Bridge by the Lake

By Ken Masson

 

whats-the-dealAdvancing players are always seeking fresh ways of improving their bridge knowledge. One of the newest and best sources is the Internet where countless bridge sites offer everything from every convention ever invented to real-time coverage of tournaments from around the world. Among the best of these sites is Bridge Base Online.

Watching tournament play on BBO is an enjoyable and educational experience as famous players show their stuff, often for the benefit of thousands of spectators at a time, and with expert commentators to explain bids and plays that might be unfamiliar to the viewers. While most of the time we are treated to clever bidding, great declarer play and excellent defence, occasionally a hand will emerge that befuddles even the best of players, much to the delight of their cyber-audience.

Such was the deal in this month’s diagram played at a tournament in England. East dealt and began proceedings with a bid of 1 diamond, intending to show his 5 spades by bidding that suit twice later on. Little did he know what was to transpire as the bidding progressed. South decided to mix things up a bit by making a pre-emptive jump overcall, despite the adverse vulnerability and West showed at least a five-card heart suit and good values.

North now raised the ante a tad by supporting his partner’s suit at the 4 level and East was faced with his first dilemma. He realized that the contract could possibly be played in any of 3 suits (spades, hearts or diamonds) with the level to be determined by his partner’s exact holding.

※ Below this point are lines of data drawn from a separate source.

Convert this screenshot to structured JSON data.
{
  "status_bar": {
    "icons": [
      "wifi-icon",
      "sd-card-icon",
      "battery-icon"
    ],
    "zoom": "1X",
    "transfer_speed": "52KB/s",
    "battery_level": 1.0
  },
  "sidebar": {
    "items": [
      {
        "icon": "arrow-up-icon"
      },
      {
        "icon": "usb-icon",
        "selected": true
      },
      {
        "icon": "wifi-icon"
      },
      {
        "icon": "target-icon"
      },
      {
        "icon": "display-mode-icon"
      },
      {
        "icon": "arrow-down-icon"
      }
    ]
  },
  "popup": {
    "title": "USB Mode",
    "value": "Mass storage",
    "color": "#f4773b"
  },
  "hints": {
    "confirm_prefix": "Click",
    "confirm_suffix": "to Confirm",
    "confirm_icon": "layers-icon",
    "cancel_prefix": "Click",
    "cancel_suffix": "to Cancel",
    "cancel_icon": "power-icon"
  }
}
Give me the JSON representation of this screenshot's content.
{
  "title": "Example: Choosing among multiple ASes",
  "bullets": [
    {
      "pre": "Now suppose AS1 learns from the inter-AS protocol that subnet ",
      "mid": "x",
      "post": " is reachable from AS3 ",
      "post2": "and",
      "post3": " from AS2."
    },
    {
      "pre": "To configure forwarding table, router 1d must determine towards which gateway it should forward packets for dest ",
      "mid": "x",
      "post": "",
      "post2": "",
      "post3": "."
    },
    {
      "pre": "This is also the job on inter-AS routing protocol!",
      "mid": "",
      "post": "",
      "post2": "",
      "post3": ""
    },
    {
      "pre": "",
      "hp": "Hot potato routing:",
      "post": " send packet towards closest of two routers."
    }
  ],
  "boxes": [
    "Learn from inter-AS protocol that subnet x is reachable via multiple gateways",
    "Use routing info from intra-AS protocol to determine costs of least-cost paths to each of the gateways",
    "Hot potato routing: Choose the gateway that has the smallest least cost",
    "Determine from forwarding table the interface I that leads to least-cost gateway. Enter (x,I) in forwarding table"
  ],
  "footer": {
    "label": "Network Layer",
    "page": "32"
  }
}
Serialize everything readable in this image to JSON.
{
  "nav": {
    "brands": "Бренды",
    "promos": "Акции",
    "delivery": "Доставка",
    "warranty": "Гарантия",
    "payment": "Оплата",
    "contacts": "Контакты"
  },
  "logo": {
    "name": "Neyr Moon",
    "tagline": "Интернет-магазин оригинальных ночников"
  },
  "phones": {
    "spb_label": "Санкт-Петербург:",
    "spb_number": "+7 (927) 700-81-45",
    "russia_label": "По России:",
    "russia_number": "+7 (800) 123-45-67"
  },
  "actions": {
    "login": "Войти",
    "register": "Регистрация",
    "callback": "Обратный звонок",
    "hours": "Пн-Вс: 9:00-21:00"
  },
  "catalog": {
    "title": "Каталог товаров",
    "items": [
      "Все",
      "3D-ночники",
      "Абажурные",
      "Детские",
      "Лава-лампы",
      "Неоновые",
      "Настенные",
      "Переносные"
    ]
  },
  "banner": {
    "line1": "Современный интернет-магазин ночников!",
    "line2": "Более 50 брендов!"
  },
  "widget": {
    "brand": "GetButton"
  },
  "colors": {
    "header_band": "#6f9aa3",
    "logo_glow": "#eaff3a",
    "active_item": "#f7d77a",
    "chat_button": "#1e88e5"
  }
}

He wanted to bid 4 spades but was afraid that that might not be considered forcing by West. After considerable thought he emerged with a bid of 5 no trump which the analysts concluded meant: “pick a slam.”

When the bidding returned to West, he must have sensed that his partner had fairly even distribution (outside the club suit) and as he, West, had substantial extra values not yet shown, a Grand Slam must be in the offing so he bid 7 clubs, returning the decision to East. Now all would have been well if East had simply chosen either of his long suits but for some reason he got it into his head that West held a very good heart suit and believed his jack and nine holding would complement it nicely. After two passes, the auction returned to North who was staring at an almost certain heart winner and couldn’t resist the temptation of doubling.

East now felt that he hadn’t picked the best suit for his side and introduced spades for the first time at the seven level, which would have produced a wonderful result for his side! However, understandably, West couldn’t visualize East’s actual hand and believed that surely his partner held the ace of clubs for this bidding and so bid 7 no trump! South was very happy to double, lead the club ace and continue the suit producing the first seven tricks for his side for 1,700 points!

I’m sure that East and West have had a number of heated conversations on this hand in the intervening months!

Questions or comments: email: This email address is being protected from spambots. You need JavaScript enabled to view it.

bridge-june2012

 

Pin It

Add comment

Security code
Refresh

Bridge By The Lake  By Ken Masson October 2017 Bridge By The Lake April 2017 Bridge By The Lake March 2017 Bridge
The Dark Side Of The Dream By Alejandro Grattan-Dominguez, Arte Publico Press 434 pages $11.95 US Reviewed by ROB MOHR (Initially published in The
BRIDGE BY THE LAKE By Ken Masson   The great thing about duplicate bridge is that it reduces the luck factor in the game. Every hand in matchpoint
BRIDGE BY THE LAKE By Ken Masson   The Annual Valentine’s Sectional Bridge Tournament in Ajijic was once again a big success this February. 
BRIDGE BY THE LAKE By Ken Masson   Sometimes, despite holding a wealth of high cards, you will reach a slam and when dummy comes down you will
Wordwise With Pithy Wit By Tom Clarkson   This morning, my pal F.T. – who shared the Iraq experience with me during my third trek there – forwarded
LAKESIDE LIVING Kay Davis Phone: 376 – 108 – 0278 (or 765 – 3676 to leave messages) Email: kdavis987@gmail.com November
Front Row Center By Michael Warren    The Pajama Game By Richard Adler and Jerry Ross Directed by Peggy Lord Chilton Music directed
Every Word  Important By Herbert W. Piekow   Every word a writer writes has meaning yes, sometimes they never get published or the book
LEGERDEMAIN—Italian Style By Jim Rambologna   Enzio Grattani was the Editor-in-Chief of a local rivista (or magazine) in Ajiermo, Italy. Locals